DIRECTIONS: Where the records hold the string "audio", show the whole line it sits on.

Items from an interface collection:
########

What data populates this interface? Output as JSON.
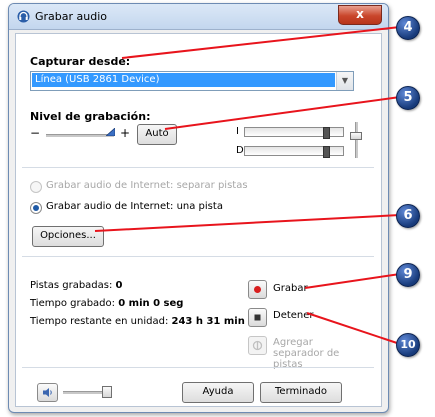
{
  "window": {
    "title": "Grabar audio",
    "close_symbol": "x"
  },
  "capture": {
    "label": "Capturar desde:",
    "selected_device": "Línea (USB 2861 Device)"
  },
  "level": {
    "label": "Nivel de grabación:",
    "minus": "−",
    "plus": "+",
    "auto_button": "Auto",
    "left_channel": "I",
    "right_channel": "D"
  },
  "options": {
    "radio_separate": "Grabar audio de Internet: separar pistas",
    "radio_single": "Grabar audio de Internet: una pista",
    "selected": "single",
    "options_button": "Opciones..."
  },
  "stats": {
    "tracks_label": "Pistas grabadas:",
    "tracks_value": "0",
    "time_label": "Tiempo grabado:",
    "time_value": "0 min 0 seg",
    "remaining_label": "Tiempo restante en unidad:",
    "remaining_value": "243 h 31 min"
  },
  "actions": {
    "record": "Grabar",
    "stop": "Detener",
    "add_separator": "Agregar separador de pistas"
  },
  "footer": {
    "help_button": "Ayuda",
    "done_button": "Terminado"
  },
  "callouts": [
    "4",
    "5",
    "6",
    "9",
    "10"
  ],
  "colors": {
    "callout": "#173a7a",
    "callout_line": "#e8141c",
    "selection": "#3399ff",
    "record": "#d81e1e"
  }
}
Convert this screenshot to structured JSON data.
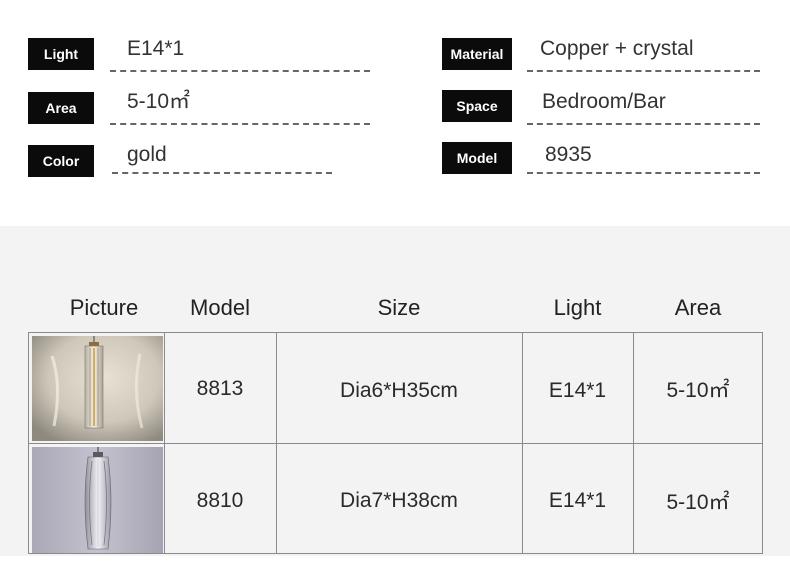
{
  "specs": {
    "light": {
      "label": "Light",
      "value": "E14*1"
    },
    "area": {
      "label": "Area",
      "value": "5-10㎡"
    },
    "color": {
      "label": "Color",
      "value": "gold"
    },
    "material": {
      "label": "Material",
      "value": "Copper + crystal"
    },
    "space": {
      "label": "Space",
      "value": "Bedroom/Bar"
    },
    "model": {
      "label": "Model",
      "value": "8935"
    }
  },
  "table": {
    "headers": [
      "Picture",
      "Model",
      "Size",
      "Light",
      "Area"
    ],
    "rows": [
      {
        "model": "8813",
        "size": "Dia6*H35cm",
        "light": "E14*1",
        "area": "5-10㎡"
      },
      {
        "model": "8810",
        "size": "Dia7*H38cm",
        "light": "E14*1",
        "area": "5-10㎡"
      }
    ]
  },
  "colors": {
    "label_bg": "#0b0b0b",
    "band_bg": "#f3f3f3",
    "grid": "#8a8a8a"
  }
}
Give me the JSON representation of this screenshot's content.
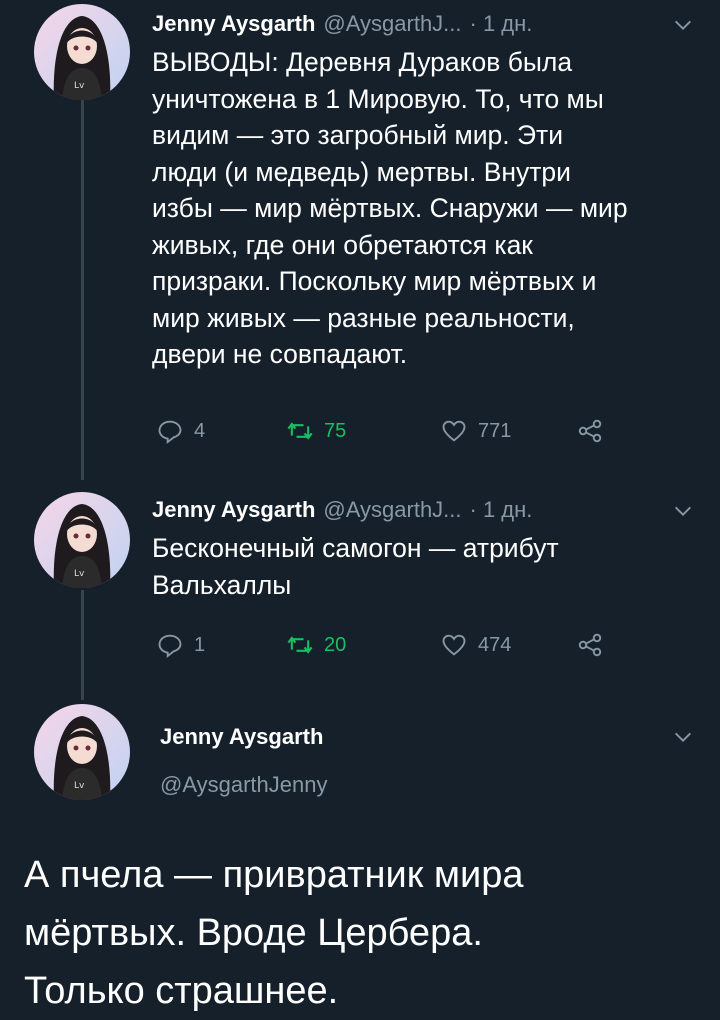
{
  "colors": {
    "background": "#15202b",
    "secondary_text": "#8899a6",
    "retweet_green": "#17bf63",
    "thread_line": "#38444d"
  },
  "tweets": [
    {
      "name": "Jenny Aysgarth",
      "handle": "@AysgarthJ...",
      "time": "· 1 дн.",
      "text": "ВЫВОДЫ: Деревня Дураков была\nуничтожена в 1 Мировую. То, что мы\nвидим — это загробный мир. Эти\nлюди (и медведь) мертвы. Внутри\nизбы — мир мёртвых. Снаружи — мир\nживых, где они обретаются как\nпризраки. Поскольку мир мёртвых и\nмир живых — разные реальности,\nдвери не совпадают.",
      "replies": "4",
      "retweets": "75",
      "likes": "771"
    },
    {
      "name": "Jenny Aysgarth",
      "handle": "@AysgarthJ...",
      "time": "· 1 дн.",
      "text": "Бесконечный самогон — атрибут\nВальхаллы",
      "replies": "1",
      "retweets": "20",
      "likes": "474"
    }
  ],
  "main_tweet": {
    "name": "Jenny Aysgarth",
    "handle": "@AysgarthJenny",
    "text": "А пчела — привратник мира\nмёртвых. Вроде Цербера.\nТолько страшнее."
  },
  "icons": {
    "reply": "reply-icon",
    "retweet": "retweet-icon",
    "like": "heart-icon",
    "share": "share-icon",
    "menu": "chevron-down-icon"
  }
}
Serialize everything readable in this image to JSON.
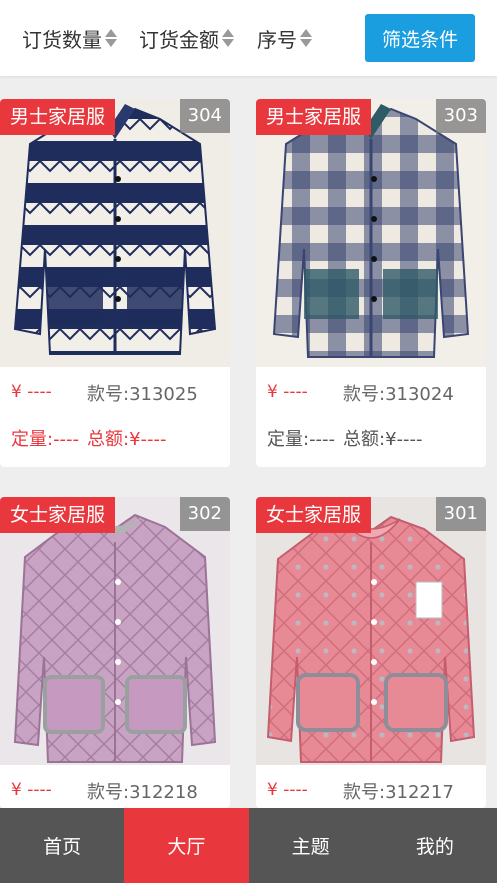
{
  "colors": {
    "accent_blue": "#1b9ee0",
    "tag_red": "#e8383d",
    "price_red": "#e8383d",
    "nav_bg": "#555555",
    "nav_active": "#e8383d"
  },
  "sort_bar": {
    "items": [
      {
        "label": "订货数量",
        "icon": "sort-arrows-icon"
      },
      {
        "label": "订货金额",
        "icon": "sort-arrows-icon"
      },
      {
        "label": "序号",
        "icon": "sort-arrows-icon"
      }
    ],
    "filter_label": "筛选条件"
  },
  "products": [
    {
      "tag": "男士家居服",
      "number": "304",
      "price": "¥ ----",
      "code": "款号:313025",
      "qty": "定量:----",
      "total": "总额:¥----",
      "stats_red": true
    },
    {
      "tag": "男士家居服",
      "number": "303",
      "price": "¥ ----",
      "code": "款号:313024",
      "qty": "定量:----",
      "total": "总额:¥----",
      "stats_red": false
    },
    {
      "tag": "女士家居服",
      "number": "302",
      "price": "¥ ----",
      "code": "款号:312218"
    },
    {
      "tag": "女士家居服",
      "number": "301",
      "price": "¥ ----",
      "code": "款号:312217"
    }
  ],
  "bottom_nav": [
    {
      "label": "首页",
      "active": false
    },
    {
      "label": "大厅",
      "active": true
    },
    {
      "label": "主题",
      "active": false
    },
    {
      "label": "我的",
      "active": false
    }
  ]
}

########

WRITTEN SOLUTION:
    "title": "Grabar audio",
    "radio_separate": "Grabar audio de Internet: separar pistas",
    "radio_single": "Grabar audio de Internet: una pista",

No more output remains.